Ali Cobby Eckermann’s baleful “I Tell You True”, which you’ll probably remember from “Inside My Mother”; and Oodgeroo Noonuccal’s rather hilarious “Ballad of the Totems.” I’ve read them both at poetry readings; the latter is a lot of fun to do. Both are available on the web via a Google search.
Speaking of other Indigenous wordsmiths, Jazz Money is making quite an impact right now. Her “How to Make a Basket” is on my Leaning Tower of TBR…
Haha thanks Glen. Ballad of the totems is in the Macquarie Pen anthology, but I hadn’t heard it before this. I love the line “With words you never see in print, except in DH Lawrence”.
And thanks re Jazz Money I was aware of her, and that book – love the title – but haven’t read her. I also remembered, after I published my post, Charmaine Papertalk Green. I should have mentioned here. BUT you can’t mention them all.
Oh, and yes, I do remember “I tell you true”.
Yes, I love the Lawrence reference, too. Philip Larkin did something similar in “Annus Mirabilis” (if I may):
“Sexual intercourse began in 1963,
Which was rather late for me,
Between the end of the Chatterley ban
And the Beatles’ first LP.”
I’ve just realised I’ve got the lineation wrong for that verse, but you get the idea…
I was pondering the lines not because I thought they were wrong but just because I was interested … so yes, I got the idea!
Of course you may … love it!
I don’t read poetry, but I do read Indigenous, which occasionally includes poetry. And I enjoy it. Because it’s generally telling a story I think. The most recent collection I’ve reviewed is Guwayu – for all times, from Magabala Press but commissioned by Red Room.
I think the poem (actually a work in progress) that I enjoyed most from that collection was the long piece Bigger than School Stuff by Declan Furber Gillick about the importance of speaking/preserving Language. In this case Arrente.
Thanks Bill … yes, I think you have a point that quite a bit of Indigenous poetry does tell a story. I certainly enjoy that too. I have heard of Guwayu, but had forgotten you’d reviewed it too.
And I’ve also reviewed Charmaine Papertalk Green (with John Kinsella)
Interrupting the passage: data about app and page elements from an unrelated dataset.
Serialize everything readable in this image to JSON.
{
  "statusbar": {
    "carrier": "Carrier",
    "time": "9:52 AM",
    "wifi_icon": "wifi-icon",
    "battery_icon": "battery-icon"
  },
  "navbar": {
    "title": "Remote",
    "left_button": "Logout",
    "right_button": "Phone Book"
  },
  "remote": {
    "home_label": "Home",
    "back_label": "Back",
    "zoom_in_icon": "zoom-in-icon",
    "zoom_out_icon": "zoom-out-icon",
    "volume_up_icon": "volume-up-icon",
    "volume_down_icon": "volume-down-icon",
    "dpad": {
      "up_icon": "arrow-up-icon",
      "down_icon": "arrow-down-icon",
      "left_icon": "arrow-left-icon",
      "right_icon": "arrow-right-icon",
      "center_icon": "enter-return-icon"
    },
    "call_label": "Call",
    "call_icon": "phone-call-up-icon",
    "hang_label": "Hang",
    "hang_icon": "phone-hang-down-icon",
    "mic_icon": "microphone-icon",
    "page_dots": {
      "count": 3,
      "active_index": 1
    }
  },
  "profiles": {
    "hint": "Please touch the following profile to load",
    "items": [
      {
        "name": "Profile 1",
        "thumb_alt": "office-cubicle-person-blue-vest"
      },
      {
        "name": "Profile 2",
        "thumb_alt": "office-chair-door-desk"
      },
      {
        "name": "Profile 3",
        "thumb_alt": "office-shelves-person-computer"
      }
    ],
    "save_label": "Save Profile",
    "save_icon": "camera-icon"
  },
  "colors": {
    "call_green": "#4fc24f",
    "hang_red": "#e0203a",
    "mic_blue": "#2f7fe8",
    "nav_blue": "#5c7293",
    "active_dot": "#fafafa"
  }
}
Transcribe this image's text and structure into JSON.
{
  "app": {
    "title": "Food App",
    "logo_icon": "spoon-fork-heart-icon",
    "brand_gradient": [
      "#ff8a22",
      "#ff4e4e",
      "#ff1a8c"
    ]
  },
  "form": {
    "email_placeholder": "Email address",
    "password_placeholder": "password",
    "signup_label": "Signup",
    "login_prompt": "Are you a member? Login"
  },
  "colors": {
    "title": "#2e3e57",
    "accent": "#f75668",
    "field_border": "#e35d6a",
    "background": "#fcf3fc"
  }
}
That’s right, you have. I did mean to mention her.
This was excellent and full of information to explore – thank you so much.
Thanks Liz … it’s worth the work when people respond like this.
Thanks for the reminder of those pets, Sue. so much rich writing!
Glad you got something out of it Jonathan.
I remember learning in college why anthologies can be problematic. They are considered “the canon,” and typically the canon is dead white men. Then, there was a movement to create anthologies of other groups: Hispanic, Native American, Black, Women, LGBTQ, etc. And then there was the concern that those works of canon in the “other groups” anthologies were a problem (I can’t remember why). I will say this, though: every huge anthology (not the dead white men ones) I had to buy for a lit class in college introduced me to several authors whom I then became interested in and read further. I have a massive American anthology with stories from Native American writers, and that’s where I first learned that white people would take away Native children and put them in horrible schools where they were mistreated and (some) died. I was in college.
So, if Australia has an anthology of Indigenous writers, that would be a great way for readers to get a taste of lots of folks. Poetry collections are deceptive in that they look so short but can actually take quite a while to read!
Thanks Melanie… I agree with all you say about anthologies, and you are also right about poetry collections as I found out once again with the one I’ve just read!